This video explains how a project manager can help support team development, and how this can help a project’s success in turn.

Transcript

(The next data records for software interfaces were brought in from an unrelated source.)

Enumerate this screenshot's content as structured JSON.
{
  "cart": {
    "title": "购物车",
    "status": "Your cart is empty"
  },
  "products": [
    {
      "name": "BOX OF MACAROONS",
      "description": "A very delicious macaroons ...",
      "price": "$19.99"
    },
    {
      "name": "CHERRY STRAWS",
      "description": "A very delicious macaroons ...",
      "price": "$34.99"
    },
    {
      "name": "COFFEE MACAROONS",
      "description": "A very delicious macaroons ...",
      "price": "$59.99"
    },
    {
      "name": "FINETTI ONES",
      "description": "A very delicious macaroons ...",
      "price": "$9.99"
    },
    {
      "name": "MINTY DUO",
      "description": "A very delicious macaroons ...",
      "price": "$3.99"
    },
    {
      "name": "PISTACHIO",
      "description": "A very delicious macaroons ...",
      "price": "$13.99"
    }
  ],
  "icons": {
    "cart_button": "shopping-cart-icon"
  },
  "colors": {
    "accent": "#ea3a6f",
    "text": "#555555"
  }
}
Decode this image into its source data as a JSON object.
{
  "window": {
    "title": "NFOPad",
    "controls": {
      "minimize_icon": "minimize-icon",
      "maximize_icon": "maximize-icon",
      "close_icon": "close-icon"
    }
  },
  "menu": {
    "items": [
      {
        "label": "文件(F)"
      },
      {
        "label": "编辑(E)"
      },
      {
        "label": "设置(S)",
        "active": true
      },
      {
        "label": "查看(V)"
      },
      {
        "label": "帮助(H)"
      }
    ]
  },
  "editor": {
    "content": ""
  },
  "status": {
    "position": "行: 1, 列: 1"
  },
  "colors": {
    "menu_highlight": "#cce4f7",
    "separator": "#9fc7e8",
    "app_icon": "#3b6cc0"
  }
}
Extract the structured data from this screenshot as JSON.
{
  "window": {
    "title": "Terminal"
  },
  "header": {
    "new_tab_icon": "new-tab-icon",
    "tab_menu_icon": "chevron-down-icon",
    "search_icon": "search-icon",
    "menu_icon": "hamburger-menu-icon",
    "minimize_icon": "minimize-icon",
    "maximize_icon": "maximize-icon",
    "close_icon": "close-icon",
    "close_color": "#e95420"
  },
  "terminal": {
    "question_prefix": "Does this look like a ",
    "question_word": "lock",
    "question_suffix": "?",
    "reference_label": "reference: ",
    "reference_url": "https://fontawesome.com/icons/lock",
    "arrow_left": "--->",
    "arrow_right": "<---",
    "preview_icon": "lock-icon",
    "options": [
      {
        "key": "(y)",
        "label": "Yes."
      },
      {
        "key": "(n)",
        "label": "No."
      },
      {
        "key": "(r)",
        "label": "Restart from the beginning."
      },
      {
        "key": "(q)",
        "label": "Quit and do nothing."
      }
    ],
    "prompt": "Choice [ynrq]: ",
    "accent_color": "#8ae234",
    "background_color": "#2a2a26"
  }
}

- Building a team is all about channeling individual skills and energies towards a common goal. It's a process that takes time and teams evolve as the projects progress. This can be due to feedback from reviews or changes to plans and management styles. Before the team can start to develop, you need to make sure that you've chosen the right person for each role. This means understanding what characteristics are best suited to each role, as well as what the role technically entails. Dr. Meredith, Belbin developed a profiling tool that you can use to help you choose the right person for the right role according to their characteristics. The tool identifies nine team roles and their potential strengths and weaknesses. The roles are categorized into action orientated, thought orientated and people orientated. And Belbin suggests that having the right mix of roles in a team can be the key to success. Once you've built your team, the members can grow and develop as one. Psychologist Bruce Tuckman created a model that highlights five stages of team development; forming, storming, norming, performing and adjourning. In the forming stage, the team members get to know one another and establish their individual identities. In the storming stage, conflicts arise as team members try to work out what they want in comparison to a group collective. As the project manager, you need to focus on resolving conflicts and lowering tensions, so the team can begin to work together. Some steps towards this include clarifying roles, embracing different cultures, outlooks and interests, and making sure that arguments are constructive and not destructive. In the norming stage, the team develops a way of working together to achieve its objectives. And this leads to the performing stage in which the team actually gets the job done. In this stage you should empower your team and delegate leadership so that you can focus on refining goals and offering support. You also need to make sure that your team doesn't slip into the habit of group think, which is when the team's closeness causes them to make decisions through consensus seeking. Although this might be comfortable, it limits creativity and can cause the team to stagnate. You need to encourage your team members to think outside of the box and support them in expressing their opinions. Finally, the team disbands in the adjourning stage, this is time to celebrate the success of the project, but also to plan the redeployment of the team and recognize the sense of loss and anxiety caused by the breakup. And that's it for this video. Remember teams can form and reform multiple times and conflict isn't always a bad thing. With careful facilitation, these situations can help your team grow and move forward even stronger than they were before.